• **Your objective**
Search the data for the word "with" and copy every line that contains it.

• **Collected data**
----------------

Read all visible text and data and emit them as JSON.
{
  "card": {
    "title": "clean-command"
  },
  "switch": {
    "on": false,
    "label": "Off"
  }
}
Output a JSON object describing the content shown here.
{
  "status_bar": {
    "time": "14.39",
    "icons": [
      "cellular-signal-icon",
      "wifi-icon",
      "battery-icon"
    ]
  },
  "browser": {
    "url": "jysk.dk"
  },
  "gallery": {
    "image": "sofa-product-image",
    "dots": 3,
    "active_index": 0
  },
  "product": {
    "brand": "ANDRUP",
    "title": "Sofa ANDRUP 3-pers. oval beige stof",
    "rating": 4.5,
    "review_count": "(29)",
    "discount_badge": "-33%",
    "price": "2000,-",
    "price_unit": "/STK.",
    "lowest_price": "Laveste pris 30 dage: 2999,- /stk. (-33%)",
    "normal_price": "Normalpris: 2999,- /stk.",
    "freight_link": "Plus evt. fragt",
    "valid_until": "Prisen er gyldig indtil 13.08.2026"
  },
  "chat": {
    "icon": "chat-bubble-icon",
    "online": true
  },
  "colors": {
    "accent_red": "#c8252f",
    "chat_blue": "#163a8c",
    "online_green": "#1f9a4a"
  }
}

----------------

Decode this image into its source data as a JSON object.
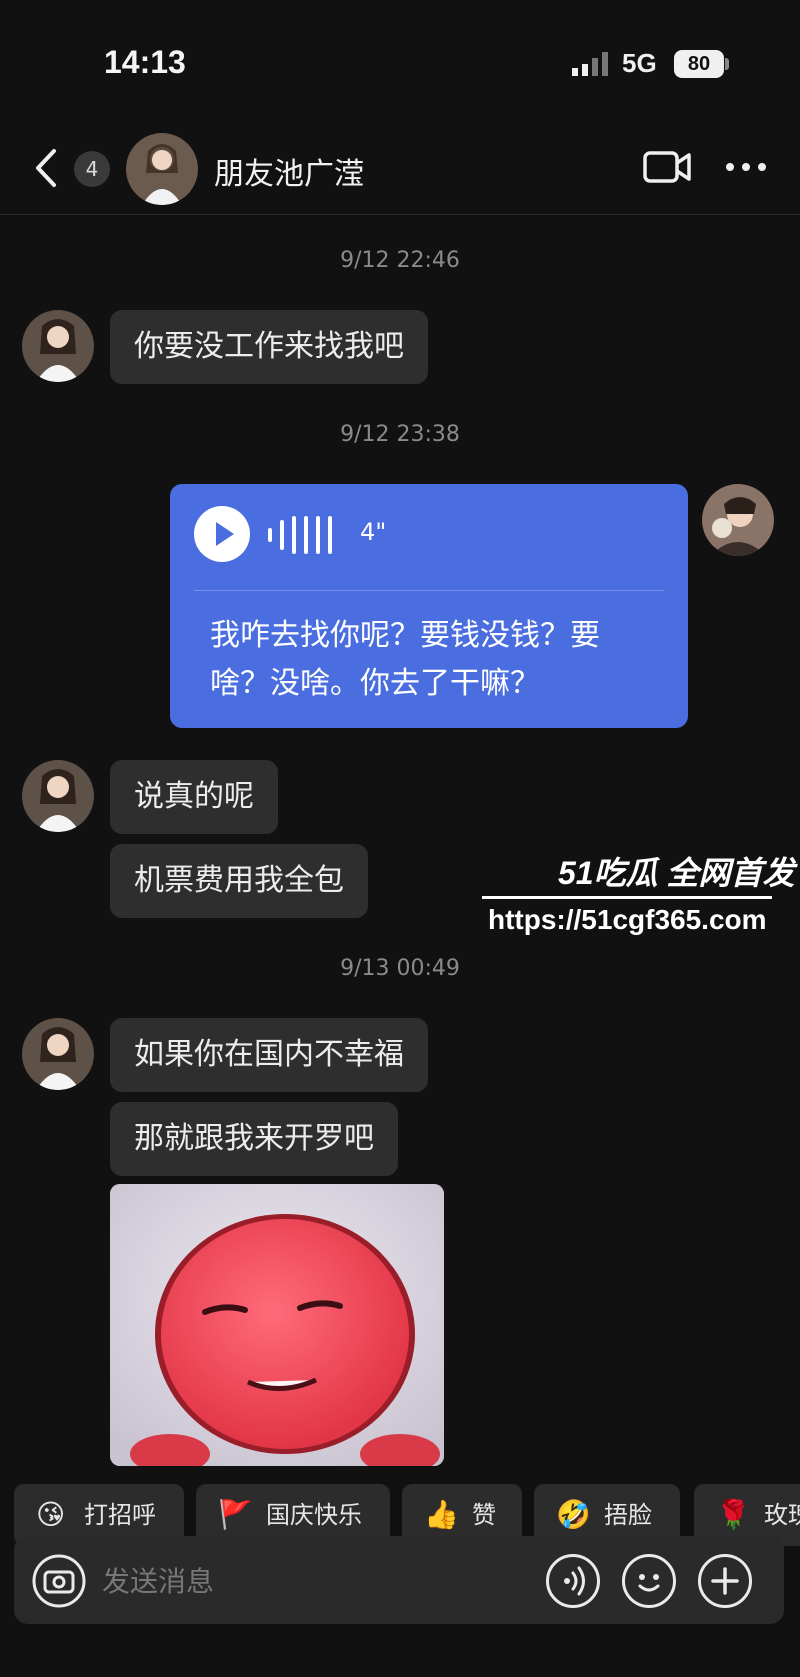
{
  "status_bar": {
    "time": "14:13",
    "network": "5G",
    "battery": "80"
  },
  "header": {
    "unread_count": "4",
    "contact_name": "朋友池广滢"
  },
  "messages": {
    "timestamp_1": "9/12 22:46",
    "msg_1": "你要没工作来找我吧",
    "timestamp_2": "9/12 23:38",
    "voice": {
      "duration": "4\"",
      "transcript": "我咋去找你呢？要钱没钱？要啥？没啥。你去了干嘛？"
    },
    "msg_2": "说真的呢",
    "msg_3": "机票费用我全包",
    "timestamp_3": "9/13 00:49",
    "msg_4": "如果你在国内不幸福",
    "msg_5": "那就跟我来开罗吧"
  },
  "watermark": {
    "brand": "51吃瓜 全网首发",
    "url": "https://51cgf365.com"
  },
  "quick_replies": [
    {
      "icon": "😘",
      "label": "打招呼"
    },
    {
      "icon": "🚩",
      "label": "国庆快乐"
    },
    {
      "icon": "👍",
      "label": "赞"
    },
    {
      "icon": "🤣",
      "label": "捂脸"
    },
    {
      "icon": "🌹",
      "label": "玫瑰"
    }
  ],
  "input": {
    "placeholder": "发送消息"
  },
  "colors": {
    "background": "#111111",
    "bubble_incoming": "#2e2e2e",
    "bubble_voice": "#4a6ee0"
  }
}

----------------

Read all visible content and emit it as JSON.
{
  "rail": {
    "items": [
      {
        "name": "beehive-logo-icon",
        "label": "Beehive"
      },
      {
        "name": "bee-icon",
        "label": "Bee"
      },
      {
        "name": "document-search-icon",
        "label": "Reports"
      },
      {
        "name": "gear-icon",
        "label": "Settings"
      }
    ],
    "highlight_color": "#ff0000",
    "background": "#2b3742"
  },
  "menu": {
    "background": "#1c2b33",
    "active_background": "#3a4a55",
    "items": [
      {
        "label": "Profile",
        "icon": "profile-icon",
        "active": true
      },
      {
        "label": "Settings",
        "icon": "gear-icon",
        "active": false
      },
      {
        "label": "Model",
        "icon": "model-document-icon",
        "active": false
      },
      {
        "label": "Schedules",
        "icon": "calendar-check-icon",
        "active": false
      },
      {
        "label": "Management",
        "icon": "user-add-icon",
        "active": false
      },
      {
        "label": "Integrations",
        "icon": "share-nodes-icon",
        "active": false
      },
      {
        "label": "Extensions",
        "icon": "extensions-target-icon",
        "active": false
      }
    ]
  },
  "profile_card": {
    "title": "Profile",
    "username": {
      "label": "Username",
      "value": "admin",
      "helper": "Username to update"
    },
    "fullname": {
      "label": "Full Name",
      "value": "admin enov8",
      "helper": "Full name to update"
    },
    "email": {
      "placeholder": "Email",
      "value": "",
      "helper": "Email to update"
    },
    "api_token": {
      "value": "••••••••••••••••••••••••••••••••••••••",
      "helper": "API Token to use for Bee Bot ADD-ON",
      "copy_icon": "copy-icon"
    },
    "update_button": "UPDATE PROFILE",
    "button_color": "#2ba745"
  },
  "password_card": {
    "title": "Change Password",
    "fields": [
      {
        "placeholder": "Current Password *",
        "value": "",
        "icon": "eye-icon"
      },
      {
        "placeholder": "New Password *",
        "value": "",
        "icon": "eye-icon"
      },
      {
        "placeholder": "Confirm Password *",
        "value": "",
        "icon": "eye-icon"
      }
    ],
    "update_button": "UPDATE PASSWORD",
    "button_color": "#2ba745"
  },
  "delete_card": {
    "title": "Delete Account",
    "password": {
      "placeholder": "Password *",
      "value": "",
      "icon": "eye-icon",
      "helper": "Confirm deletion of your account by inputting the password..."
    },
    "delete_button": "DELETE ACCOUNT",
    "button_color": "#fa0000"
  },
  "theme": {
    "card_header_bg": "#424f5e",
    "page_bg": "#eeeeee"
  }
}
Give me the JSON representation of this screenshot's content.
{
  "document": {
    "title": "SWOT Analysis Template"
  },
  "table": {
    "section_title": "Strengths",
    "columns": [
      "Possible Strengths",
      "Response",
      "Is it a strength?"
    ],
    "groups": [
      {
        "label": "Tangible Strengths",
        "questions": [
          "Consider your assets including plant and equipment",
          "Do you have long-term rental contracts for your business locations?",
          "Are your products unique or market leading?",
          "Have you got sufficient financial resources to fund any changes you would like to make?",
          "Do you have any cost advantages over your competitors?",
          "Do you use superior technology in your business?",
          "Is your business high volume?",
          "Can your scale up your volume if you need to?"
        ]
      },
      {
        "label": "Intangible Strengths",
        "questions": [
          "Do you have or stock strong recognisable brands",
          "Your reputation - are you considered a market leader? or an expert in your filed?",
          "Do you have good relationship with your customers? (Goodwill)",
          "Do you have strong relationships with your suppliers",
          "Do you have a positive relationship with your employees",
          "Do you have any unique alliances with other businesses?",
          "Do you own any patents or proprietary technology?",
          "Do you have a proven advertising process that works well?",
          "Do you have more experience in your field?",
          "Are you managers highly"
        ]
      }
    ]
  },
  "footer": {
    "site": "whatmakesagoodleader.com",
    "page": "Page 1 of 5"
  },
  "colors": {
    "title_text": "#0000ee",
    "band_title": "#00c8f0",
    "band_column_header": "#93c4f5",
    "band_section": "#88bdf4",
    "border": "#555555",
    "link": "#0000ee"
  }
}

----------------

• **Task answer**
          "Do you have good relationship with your customers? (Goodwill)",
          "Do you have strong relationships with your suppliers",
          "Do you have a positive relationship with your employees",
          "Do you have any unique alliances with other businesses?",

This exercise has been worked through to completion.